Since the 1950s, parabens have been used in a vast array of products to prevent bacteria growth and these potentially harmful chemicals are currently the most widely used cosmetic preservative on the market. They are also sometimes used as a preservative in pharmaceuticals and food products.
Why we’re featuring them today:
Parabens are included in our Honestly Free Guarantee because paraben exposure can potentially affect natural hormone production or other aspects of the hormone system, leading to endocrine disruption. Their health risks are hotly debated, so here’s a snapshot of the research and controversy over this specific chemical.
In 2004, a small study led by Dr. Philippa Darbre in the UK found parabens in samples of breast tumors leading to widespread concerns over parabens’ potential role in breast cancer. Critics pointed out that noncancerous breast tissue wasn’t tested for paraben levels and that the presence of parabens in tumors doesn’t prove that they caused the cancer. Both are legitimate points, but follow-up studies have continued to identify reasons for concern pertaining to paraben use.
- In 2008, Darbre and her associates reviewed all of the research that had been conducted in the 4 years since their original findings and the body of evidence showed the following:
- Intact parabens were present in human urine (meaning the human body was not fully capable of metabolizing – or breaking down – the chemical preservative)
- Parabens penetrate human skin intact without breakdown and are absorbed systemically

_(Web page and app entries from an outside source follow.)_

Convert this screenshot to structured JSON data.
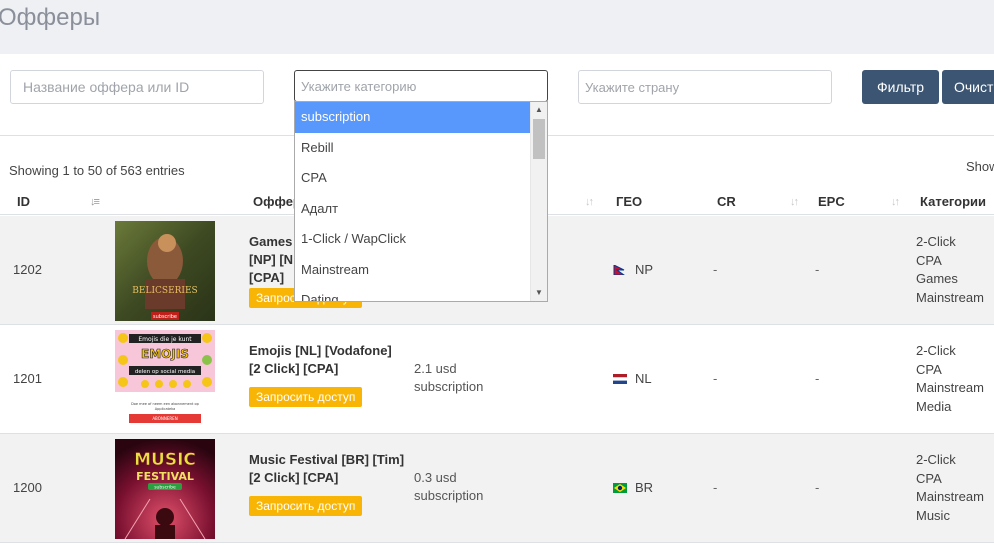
{
  "page": {
    "title": "Офферы"
  },
  "filters": {
    "offer_placeholder": "Название оффера или ID",
    "category_placeholder": "Укажите категорию",
    "country_placeholder": "Укажите страну",
    "filter_label": "Фильтр",
    "clear_label": "Очистить"
  },
  "category_dropdown": {
    "options": [
      "subscription",
      "Rebill",
      "CPA",
      "Адалт",
      "1-Click / WapClick",
      "Mainstream",
      "Dating"
    ],
    "highlighted": "subscription"
  },
  "table": {
    "info": "Showing 1 to 50 of 563 entries",
    "show_label": "Show",
    "headers": {
      "id": "ID",
      "offer": "Оффер",
      "geo": "ГЕО",
      "cr": "CR",
      "epc": "EPC",
      "categories": "Категории"
    },
    "request_label": "Запросить доступ",
    "rows": [
      {
        "id": "1202",
        "name": "Games [NP] [N",
        "name_line2": "[NP] [N",
        "name_line3": "[CPA]",
        "payout_amount": "",
        "payout_type": "",
        "geo": "NP",
        "cr": "-",
        "epc": "-",
        "categories": [
          "2-Click",
          "CPA",
          "Games",
          "Mainstream"
        ],
        "thumb_caption": "subscribe"
      },
      {
        "id": "1201",
        "name": "Emojis [NL] [Vodafone]",
        "name_line2": "[2 Click] [CPA]",
        "payout_amount": "2.1 usd",
        "payout_type": "subscription",
        "geo": "NL",
        "cr": "-",
        "epc": "-",
        "categories": [
          "2-Click",
          "CPA",
          "Mainstream",
          "Media"
        ],
        "thumb_caption": "Emojis die je kunt delen op social media",
        "thumb_sub": "Doe mee of neem een abonnement op Applicateka",
        "thumb_button": "ABONNEREN"
      },
      {
        "id": "1200",
        "name": "Music Festival [BR] [Tim]",
        "name_line2": "[2 Click] [CPA]",
        "payout_amount": "0.3 usd",
        "payout_type": "subscription",
        "geo": "BR",
        "cr": "-",
        "epc": "-",
        "categories": [
          "2-Click",
          "CPA",
          "Mainstream",
          "Music"
        ],
        "thumb_caption": "MUSIC FESTIVAL",
        "thumb_sub": "subscribe"
      }
    ]
  },
  "colors": {
    "button_dark": "#3b5572",
    "request_button": "#f9b506",
    "dropdown_highlight": "#5897fb"
  },
  "icons": {
    "sort": "sort-arrows-icon",
    "scroll": "scrollbar-arrow-icon"
  }
}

- Parabens were repeatedly shown to contribute to estrogen disruption
- Parabens were also found to possess androgen disruption activity
- Parabens were genotoxic (which means they can damage the genetic information in cells causing mutations and potentially leading to cancer)

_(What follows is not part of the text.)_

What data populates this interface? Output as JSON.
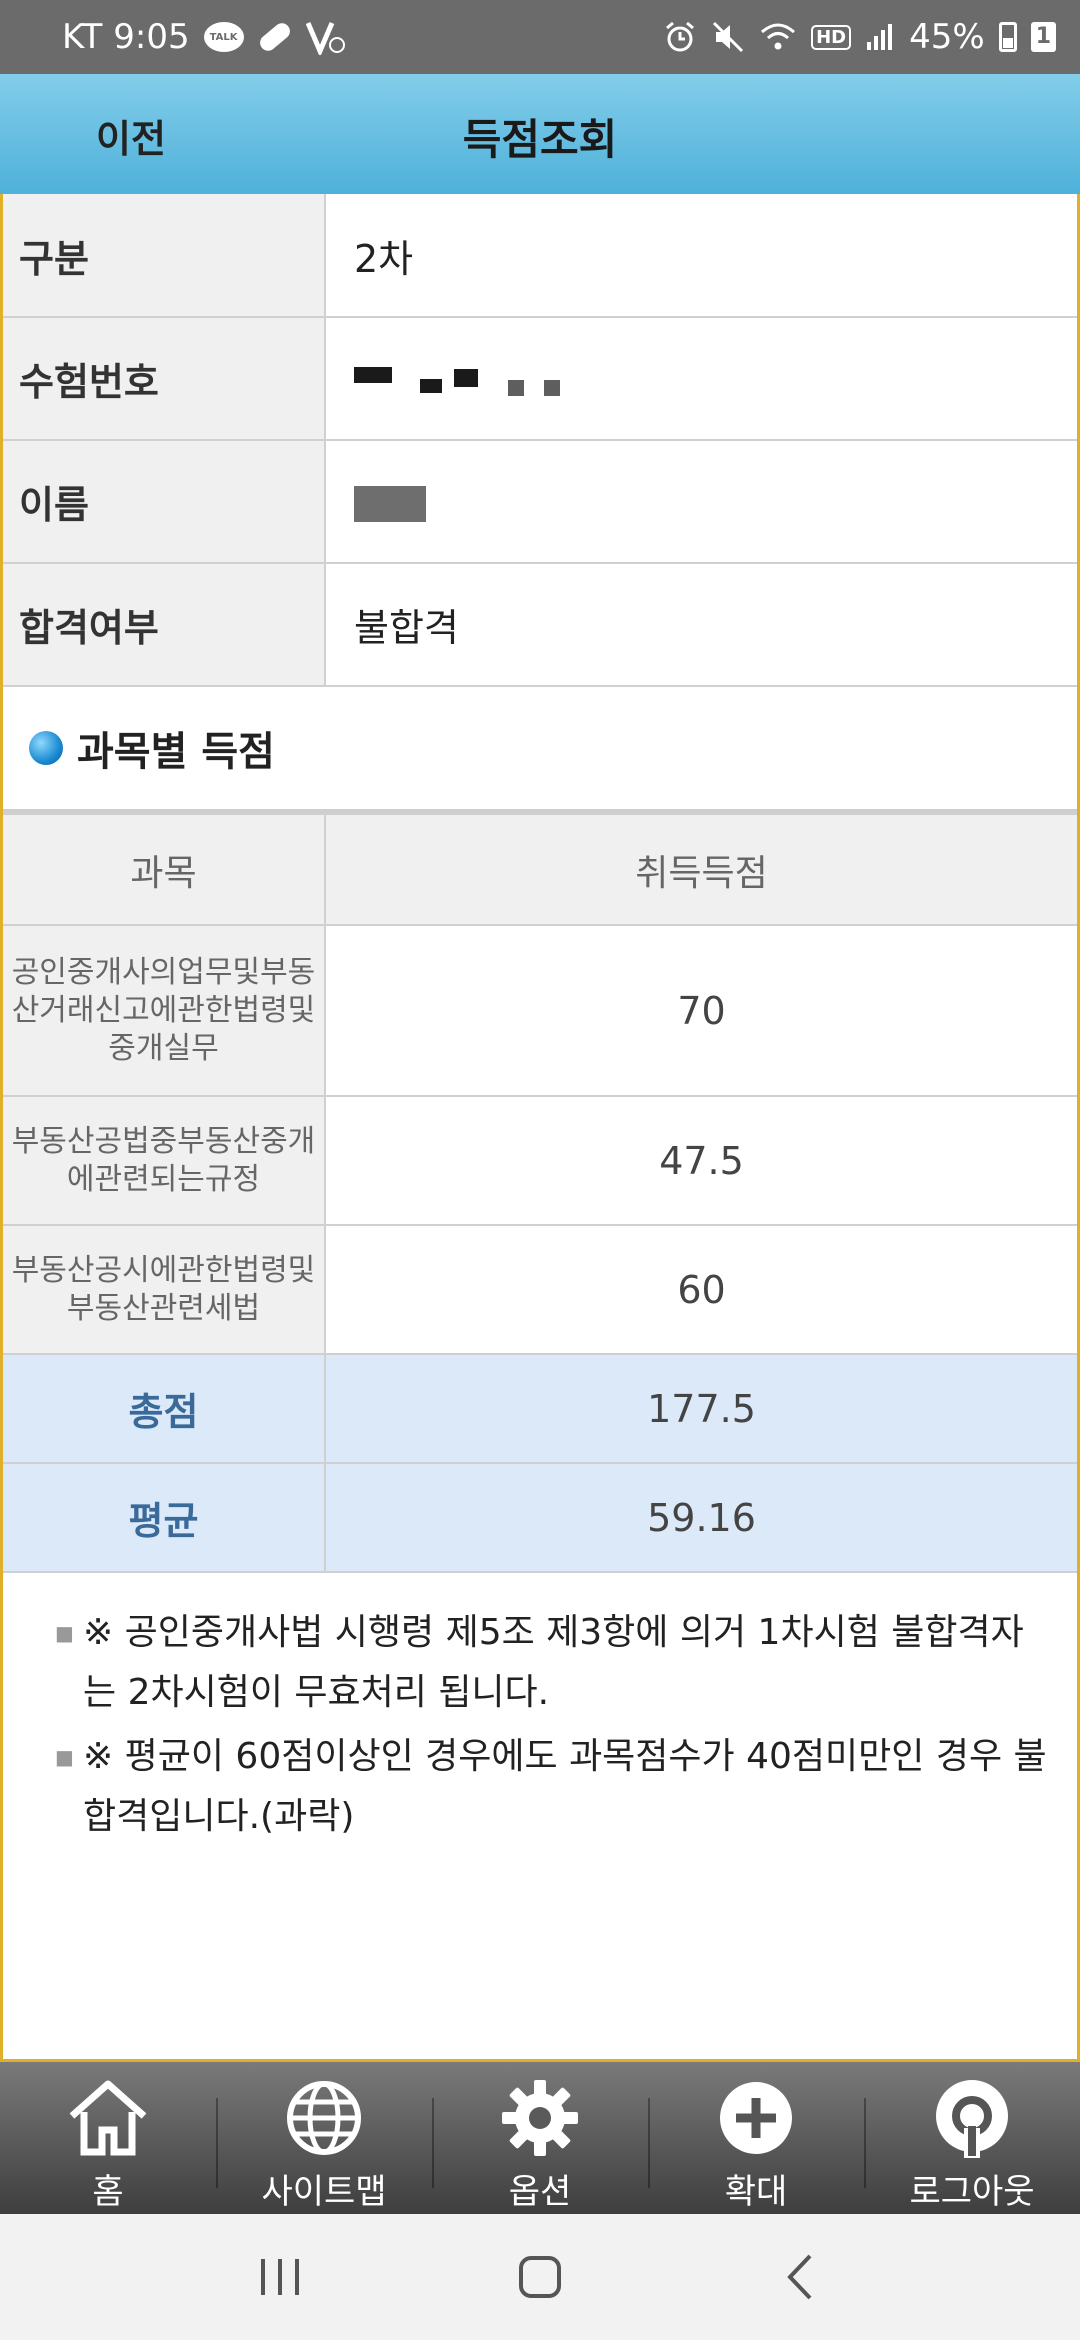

On top of that, a study published in the European Journal of Cancer Prevention found that an earlier age of breast cancer diagnosis correlated to the more frequent use of underarm products (deodorant) and underarm shaving. Two other studies found that when methylparaben was exposed to UV light on the skin, it could cause DNA damage and skin aging. Another study (animal), found that exposure to polyparabens at currently acceptable levels resulted in reduced sperm production.
Need we go on?
While it’s been pointed out that parabens may have far lower estrogenic activity than some natural estrogens we’re exposed to on a regular basis, the concern we have is regarding cumulative paraben exposure (i.e. how many times a person is exposed to these hormones each day) and uniquely vulnerable populations like pregnant women and children. During critical windows of development, an extra “dose” of hormones can lead to irreversible impacts. With all this in mind, synthetic preservatives are definitely something worth avoiding during pregnancy and childhood – especially since safer skincare product alternatives exist.
Want your home to be Honestly Free of parabens?
Just remember these two words: read labels. Look for anything that ends in “paraben” and, if you see it, put the product down and look for another option. As mentioned, parabens are widely used in cosmetics and personal care products. They can also be found in some pharmaceuticals and food products like baked goods, soft drinks, jams & jellies, dressings, and more.